There has been a legal change of seasons, and the monastic fast has begun today. It is cool again, and the leaves of the sycamores are already beginning to turn yellow and brown. We brought down our mattresses and blankets from our dormitory cells and spread them out in the bright September sun. My mind is full of Saint Francis on Mount Alvernia.      
A moment ago, someone was playing the harmonium in the novitiate. Our psalms sound very wistful and strange on a harmonium: plaintive, sentimental and thin, as if they were rilled with an immense nostalgia for the heaven of the books of meditations. It reminded me of the night Father Alberic died, three years ago. I watched by the body in the middle of the night, and then went back to the dormitory and could not get to sleep, even when I stayed to catch up my two hours while the others went down to church for the Night Office. Finally they sang Matins and Lauds of the Dead, for Father Alberic, and I could hear the garbled music coming into the dormitory through the back of the organ pipes–that great, big, dusty closet full of muffled chords! The poignancy of that music was very affecting. It seemed to sum up all the sufferings of the long life that was now over. Poor little gray Father Alberic, writing the history of the Order on scraps of paper up in the infirmary! All the relief, all the mystery, all the unexpected joy of his meeting with God could be guessed at in those strange harmonies. And so, this morning, the sound of this harmonium in the novitiate (it has begun to play again) chimes in with the last days of a two weeks' battle, and I feel a wistful and chastened sobriety filling my heart, as if I were one of the eight human survivors of the deluge, watching the world come back to view from the summit of Mount Ararat!

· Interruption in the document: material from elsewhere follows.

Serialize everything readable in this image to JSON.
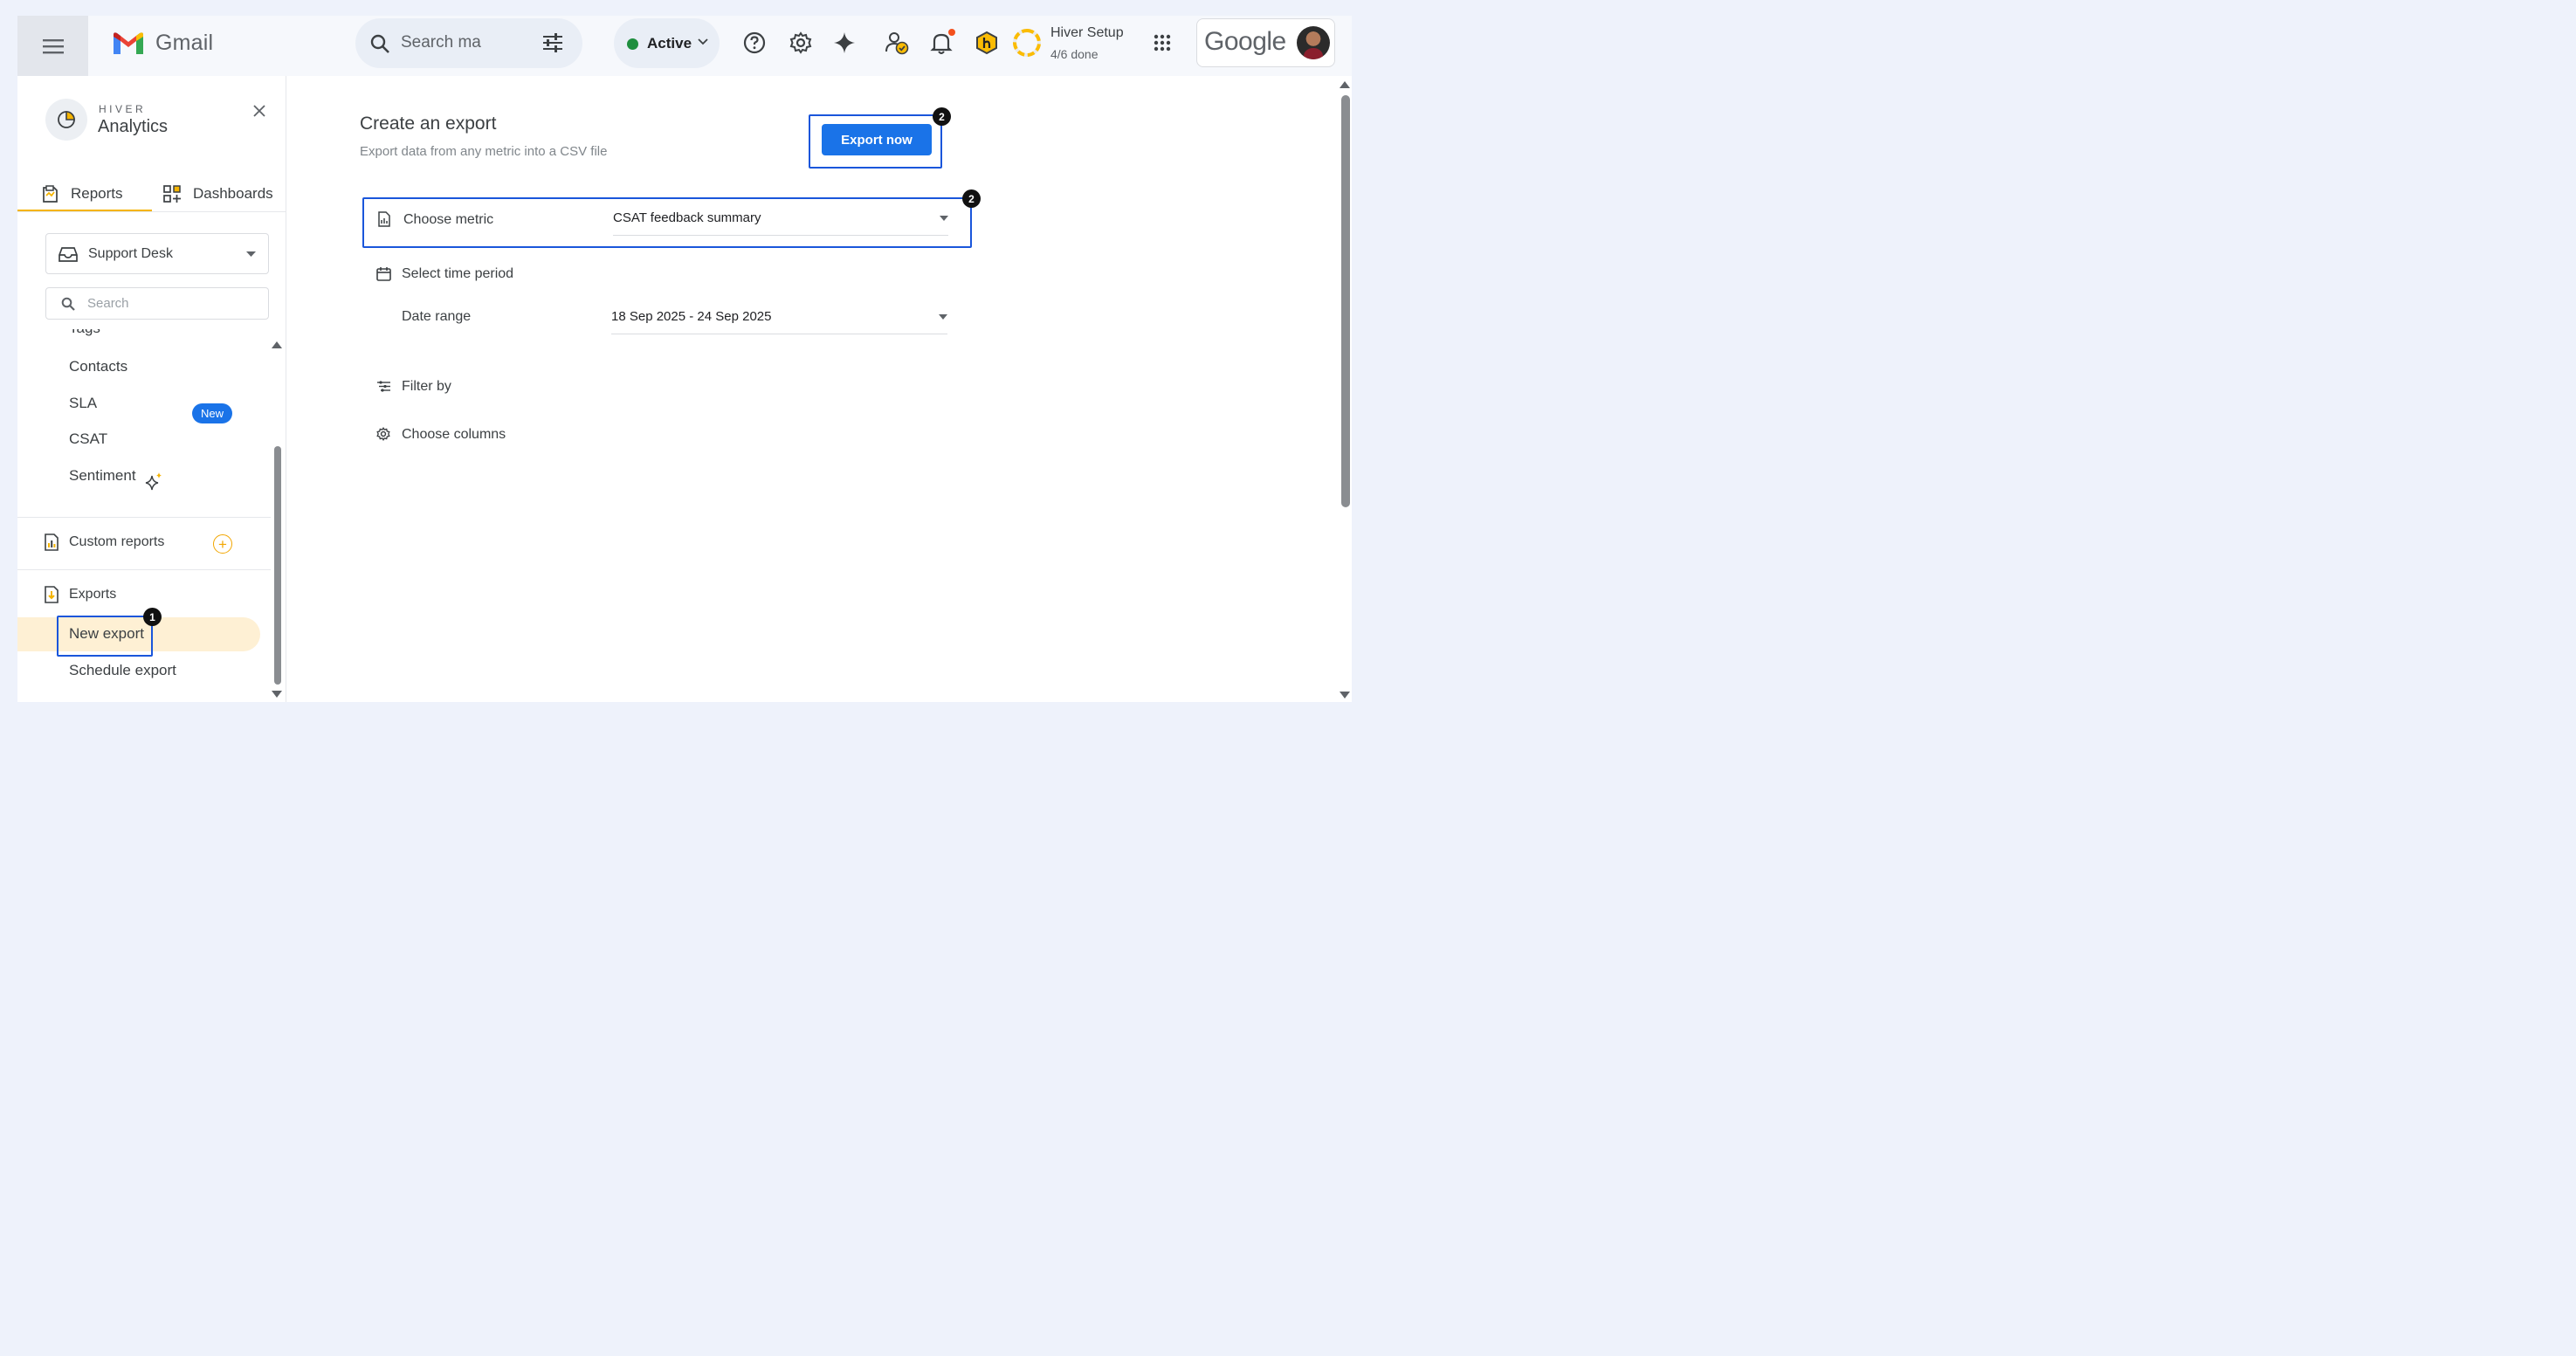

In the tempest, I have discovered once again, but this time with a peculiarly piercing sharpness, that I cannot possess created things, 1 cannot touch them, I cannot get into them. They are not my end, I cannot find any rest in them. We who are supposed to be Christians know that well enough, abstractly. Or rather, we say we believe it. Actually we have to discover it over and over again. We have to experience this truth, with deeper and deeper intensity, as we go on in life. We renounce the pursuit of creatures as ends on certain sacramental occasions. And we return, bit by bit, to our familiarity with them, living as if we had in this world a lasting city. . . .But creatures remain untouchable, inviolable. If God wants you to suffer a little, He allows you to learn just how inviolable they are. As soon as you try to possess their goodness for its own sake, all that is sweet in them becomes bitter to you, all that is beautiful, ugly. Everything you love sickens you. And at the same time your need to love something, somebody, increases a hundred times over. And God, Who is the only one who can be loved for His own sake alone, remains invisible and unimaginable and untouchable, beyond everything else that exists.
You flowers and trees, you hills and streams, you fields, flocks and wild birds, you books, you poems, and you people, I am unutterably alone in the midst of you. The irrational hunger that sometimes gets into the depths of my will, tries to swing my deepest self away from God and direct it to your love. I try to touch you with the deep fire that is in the center of my heart, but I cannot touch you without defiling both you and myself, and I am abashed, solitary and helpless, surrounded by a beauty that can never belong to me.
But this sadness generates within me an unspeakable reverence for the holiness of created things, for they are pure and perfect and they belong to God and they are mirrors of His beauty. He is mirrored in all things like sunlight in clean water: but if I try to drink the light that is in the water I only shatter the reflection.
And so I live alone and chaste in the midst of the holy beauty of all created things, knowing that nothing I can see or hear or touch will ever belong to me, ashamed of my absurd need to give myself away to any one of them or to all of them. The silly, hopeless passion to give myself away to any beauty eats out my heart. It is an unworthy desire, but I cannot avoid it. It is in the hearts of us all, and we have to bear with it, suffer its demands with patience, until we die and go to heaven where all things will belong to us in their highest causes.